Californians who have been exposed to gun violence suffer long-lasting detrimental effects on their socio-emotional health, according to a new study from the University of California Davis Violence Prevention Research Program (VPRP).
Gun violence is a leading cause of injury and death in the United States, and has increasingly been considered a public health epidemic. Research on how it impacts human behavior―including decisions about whether to own a gun―can therefore be a useful tool for policymakers, the study said.
To conduct the study, researchers looked at data from the 2018 California Safety and Wellbeing Survey (CSaWS), a statewide, web-based survey designed by the UC Davis VPRP researchers.
The survey involved 2,558 people who were asked about their experience with firearm violence.
The study, published in the Journal of Interpersonal Violence, found that half of the respondents exposed to gun violence reported that the event was “severely” distressing and resulted in significant problems with family members, social networks, their job or school, or both.
“Our study highlights the pervasive socio-emotional impacts of violence exposure,” saidAmanda Aubel, first author on the study and a research data analyst at VPRP.
“It points to the urgent need to address not only the physical but also the psychological consequences of violence exposure and the unique, exacerbating influence of firearms.”
Rates of Violence Exposure
According to the VPRP researchers, 4 percent of survey responders — extrapolated to an estimated 1.2 million California adults — would have experienced violence in their current neighborhood. Half of those responding reported that the most recent incident of violence happened to them directly, which included events like robbery, physical assault, and sexual assault.
Turning to the demographics of those violence-exposed responders, the researchers found that they were more likely to be of lower socioeconomic status, and less likely to identify as white.
To put the gravity of that in perspective, the authors observed that only 12 percent of Californian adults who haven’t been exposed to acts of violence report social functioning problems, which led them to conclude that violent-event exposure has far-reaching distorting implications.
The authors cited previous research showing a direct association between direct and indirect exposure to violence of all types and post-traumatic stress. Many also reported acute stress disorder, depression, anxiety and substance abuse.
If these emotional demons are not treated following the violence exposure, it can set “individuals on negative life course trajectories with lasting consequences for health and life chances,” the authors write.
Gun Violence and Future Gun Ownership
The authors said their survey indicated that when a weapon is involved in a violent event, the socio-emotional distress is exacerbated.
“Violence involving firearms may be particularly detrimental for mental health and social functioning,” Aubel explained.
“The mere presence of a firearm during an act of violence can increase the perceived level of threat to one’s life.”
This is consistent with previously conducted studies that have found violence involving guns have “unique negative effects on mental health” compared to violence involving other or no weapons, the report said.

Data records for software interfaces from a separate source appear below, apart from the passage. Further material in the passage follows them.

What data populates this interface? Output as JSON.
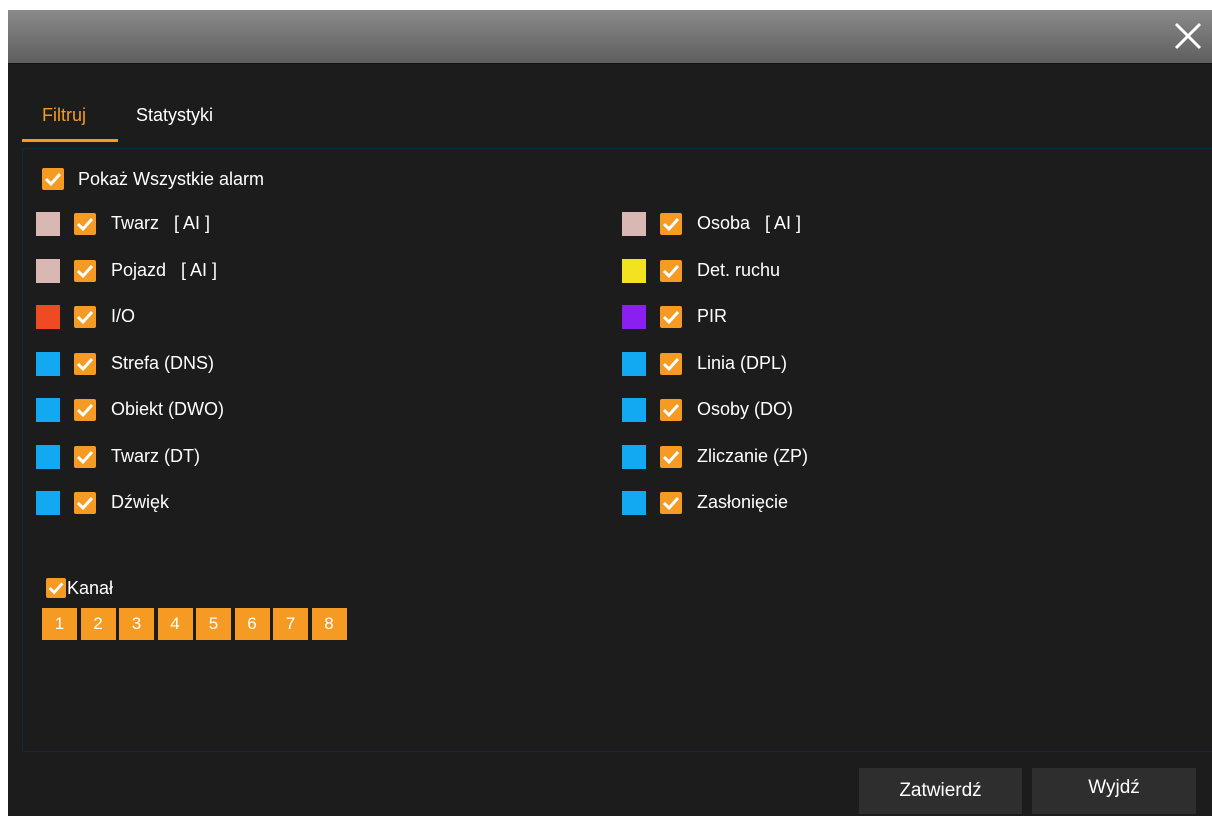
{
  "tabs": {
    "filter": "Filtruj",
    "statistics": "Statystyki"
  },
  "show_all": {
    "label": "Pokaż Wszystkie alarm",
    "checked": true
  },
  "alarms_left": [
    {
      "label": "Twarz   [ AI ]",
      "color": "#d9b8b4",
      "checked": true
    },
    {
      "label": "Pojazd   [ AI ]",
      "color": "#d9b8b4",
      "checked": true
    },
    {
      "label": "I/O",
      "color": "#f04a24",
      "checked": true
    },
    {
      "label": "Strefa (DNS)",
      "color": "#13a9f2",
      "checked": true
    },
    {
      "label": "Obiekt (DWO)",
      "color": "#13a9f2",
      "checked": true
    },
    {
      "label": "Twarz (DT)",
      "color": "#13a9f2",
      "checked": true
    },
    {
      "label": "Dźwięk",
      "color": "#13a9f2",
      "checked": true
    }
  ],
  "alarms_right": [
    {
      "label": "Osoba   [ AI ]",
      "color": "#d9b8b4",
      "checked": true
    },
    {
      "label": "Det. ruchu",
      "color": "#f2e21f",
      "checked": true
    },
    {
      "label": "PIR",
      "color": "#8b1ff2",
      "checked": true
    },
    {
      "label": "Linia (DPL)",
      "color": "#13a9f2",
      "checked": true
    },
    {
      "label": "Osoby (DO)",
      "color": "#13a9f2",
      "checked": true
    },
    {
      "label": "Zliczanie (ZP)",
      "color": "#13a9f2",
      "checked": true
    },
    {
      "label": "Zasłonięcie",
      "color": "#13a9f2",
      "checked": true
    }
  ],
  "channel": {
    "label": "Kanał",
    "checked": true,
    "numbers": [
      "1",
      "2",
      "3",
      "4",
      "5",
      "6",
      "7",
      "8"
    ]
  },
  "buttons": {
    "confirm": "Zatwierdź",
    "exit": "Wyjdź"
  },
  "colors": {
    "accent": "#f59a23",
    "background": "#1c1c1c",
    "button": "#2e2e2e"
  },
  "icons": {
    "close": "close-icon",
    "check": "checkmark-icon"
  }
}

Respondents in the survey were more likely to say they were exposed to violence while also living in a household with a gun, even if they didn’t own the guns themselves. The authors note that this corroborates existing research indicating that keeping a firearm at home can create an elevated risk of injury or death.
However, one-third of the respondents who were exposed to violent events said they would “consider buying a gun.” This is significant, the authors noted, because more previously victimized groups of Californians reported considering buying a firearm (33 percent) than people who did not report exposure to violence (17 percent).

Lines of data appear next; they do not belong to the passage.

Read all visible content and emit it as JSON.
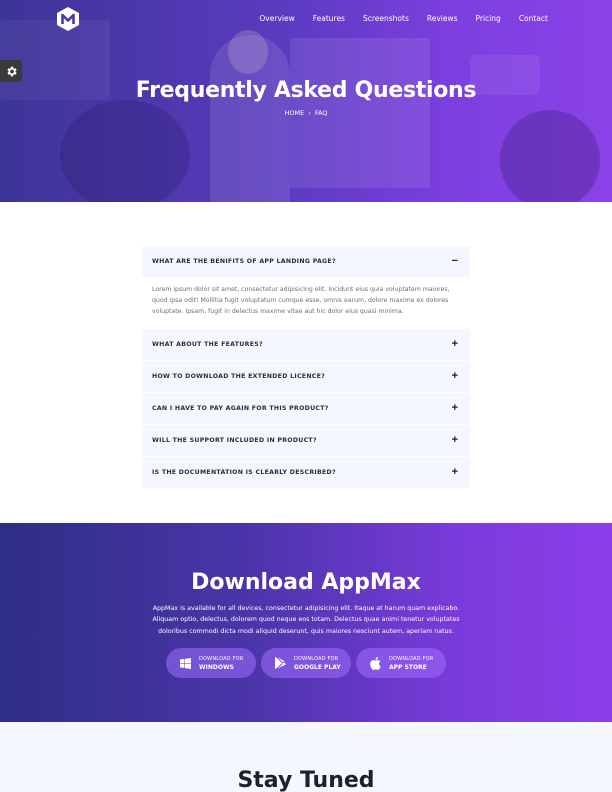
{
  "nav": {
    "items": [
      "Overview",
      "Features",
      "Screenshots",
      "Reviews",
      "Pricing",
      "Contact"
    ]
  },
  "hero": {
    "title": "Frequently Asked Questions",
    "breadcrumb_home": "HOME",
    "breadcrumb_sep": "›",
    "breadcrumb_current": "FAQ"
  },
  "faq": {
    "items": [
      {
        "question": "WHAT ARE THE BENIFITS OF APP LANDING PAGE?",
        "toggle": "−",
        "expanded": true,
        "answer": "Lorem ipsum dolor sit amet, consectetur adipisicing elit. Incidunt eius quia voluptatem maiores, quod ipsa odit! Mollitia fugit voluptatum cumque esse, omnis earum, dolore maxime ex dolores voluptate. Ipsam, fugit in delectus maxime vitae aut hic dolor eius quasi minima."
      },
      {
        "question": "WHAT ABOUT THE FEATURES?",
        "toggle": "+"
      },
      {
        "question": "HOW TO DOWNLOAD THE EXTENDED LICENCE?",
        "toggle": "+"
      },
      {
        "question": "CAN I HAVE TO PAY AGAIN FOR THIS PRODUCT?",
        "toggle": "+"
      },
      {
        "question": "WILL THE SUPPORT INCLUDED IN PRODUCT?",
        "toggle": "+"
      },
      {
        "question": "IS THE DOCUMENTATION IS CLEARLY DESCRIBED?",
        "toggle": "+"
      }
    ]
  },
  "download": {
    "title": "Download AppMax",
    "text": "AppMax is available for all devices, consectetur adipisicing elit. Itaque at harum quam explicabo. Aliquam optio, delectus, dolorem quod neque eos totam. Delectus quae animi tenetur voluptates doloribus commodi dicta modi aliquid deserunt, quis maiores nesciunt autem, aperiam natus.",
    "buttons": [
      {
        "line1": "DOWNLOAD FOR",
        "line2": "WINDOWS",
        "icon": "windows-icon"
      },
      {
        "line1": "DOWNLOAD FOR",
        "line2": "GOOGLE PLAY",
        "icon": "google-play-icon"
      },
      {
        "line1": "DOWNLOAD FOR",
        "line2": "APP STORE",
        "icon": "apple-icon"
      }
    ]
  },
  "stay_tuned": {
    "title": "Stay Tuned"
  },
  "colors": {
    "accent": "#7d3fe0",
    "hero_dark": "#3c3496",
    "faq_bg": "#f4f7fd"
  }
}
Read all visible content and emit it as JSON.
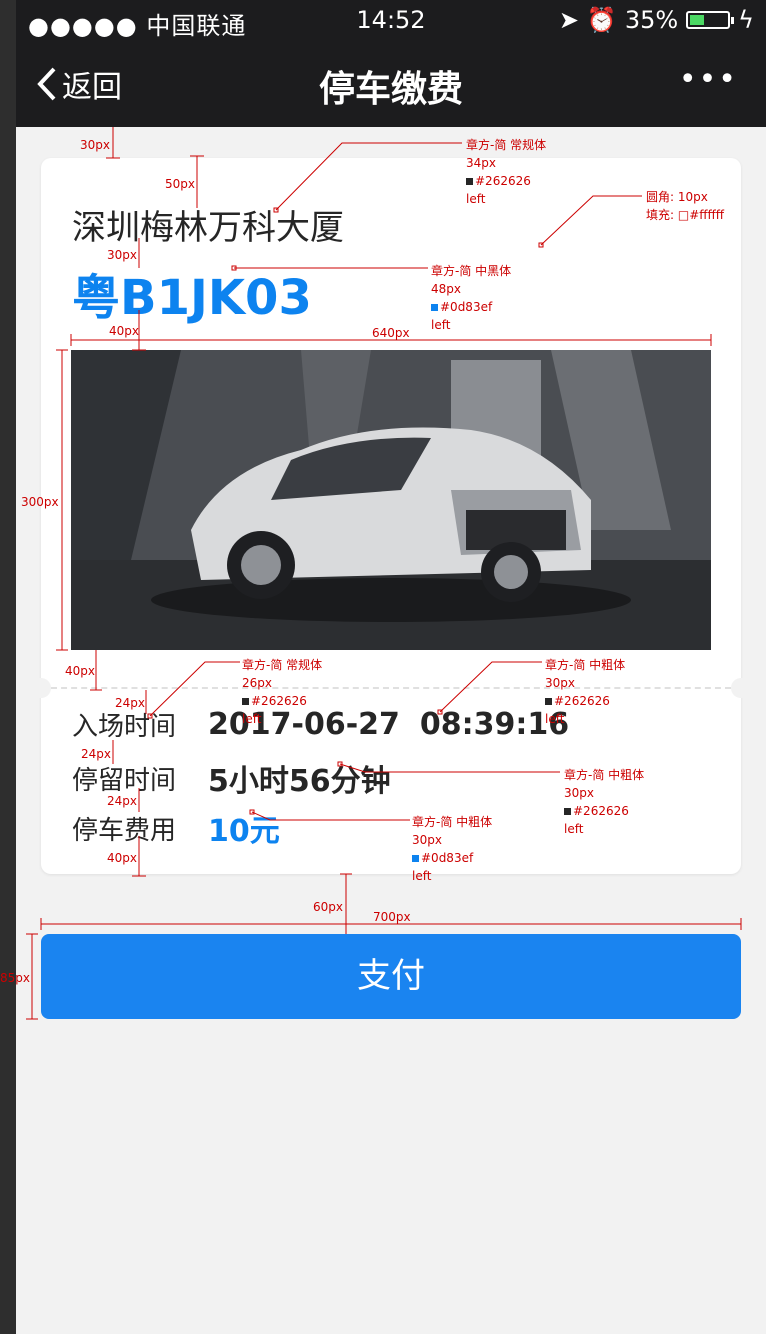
{
  "status_bar": {
    "carrier": "●●●●● 中国联通",
    "time": "14:52",
    "battery": "35%"
  },
  "nav": {
    "back_label": "返回",
    "title": "停车缴费",
    "more": "•••"
  },
  "parking": {
    "building": "深圳梅林万科大厦",
    "plate": "粤B1JK03",
    "details": [
      {
        "label": "入场时间",
        "value": "2017-06-27",
        "value2": "08:39:16"
      },
      {
        "label": "停留时间",
        "value": "5小时56分钟"
      },
      {
        "label": "停车费用",
        "value": "10元"
      }
    ]
  },
  "pay_button": "支付",
  "colors": {
    "accent": "#0d83ef",
    "text": "#262626",
    "card": "#ffffff"
  },
  "annotations": {
    "dim_30": "30px",
    "dim_50": "50px",
    "dim_30b": "30px",
    "dim_40": "40px",
    "dim_640": "640px",
    "dim_300": "300px",
    "dim_40b": "40px",
    "dim_24a": "24px",
    "dim_24b": "24px",
    "dim_24c": "24px",
    "dim_40c": "40px",
    "dim_60": "60px",
    "dim_700": "700px",
    "dim_85": "85px",
    "a1": [
      "章方-简 常规体",
      "34px",
      "#262626",
      "left"
    ],
    "a2": [
      "圆角: 10px",
      "填充: □#ffffff"
    ],
    "a3": [
      "章方-简 中黑体",
      "48px",
      "#0d83ef",
      "left"
    ],
    "a4": [
      "章方-简 常规体",
      "26px",
      "#262626",
      "left"
    ],
    "a5": [
      "章方-简 中粗体",
      "30px",
      "#262626",
      "left"
    ],
    "a6": [
      "章方-简 中粗体",
      "30px",
      "#262626",
      "left"
    ],
    "a7": [
      "章方-简 中粗体",
      "30px",
      "#0d83ef",
      "left"
    ]
  }
}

Nevertheless, further questions revealed that only one percent followed through with becoming a firearm owner.
“State-level data such as these may be important for designing effective violence prevention programs and policies, and similar data collection efforts in other states should be encouraged,” concluded Nicole Kravitz-Wirtz, assistant professor with VPRP and senior author on the study.
“Interventions must include trauma-informed services and sustained financial investments in the communities most highly impacted by firearm violence.”
The study authors, Amanda J. Aubel, Rocco Pallin, Garen J. Wintemute, and Nicole Kravitz-Wirtz are all researchers at the University of California Davis School of Medicine in Sacramento, CA in the UC Davis Violence Prevention Research Program (VPRP).
The full study can be accessed here.
Andrea Cipriano is a TCR staff writer.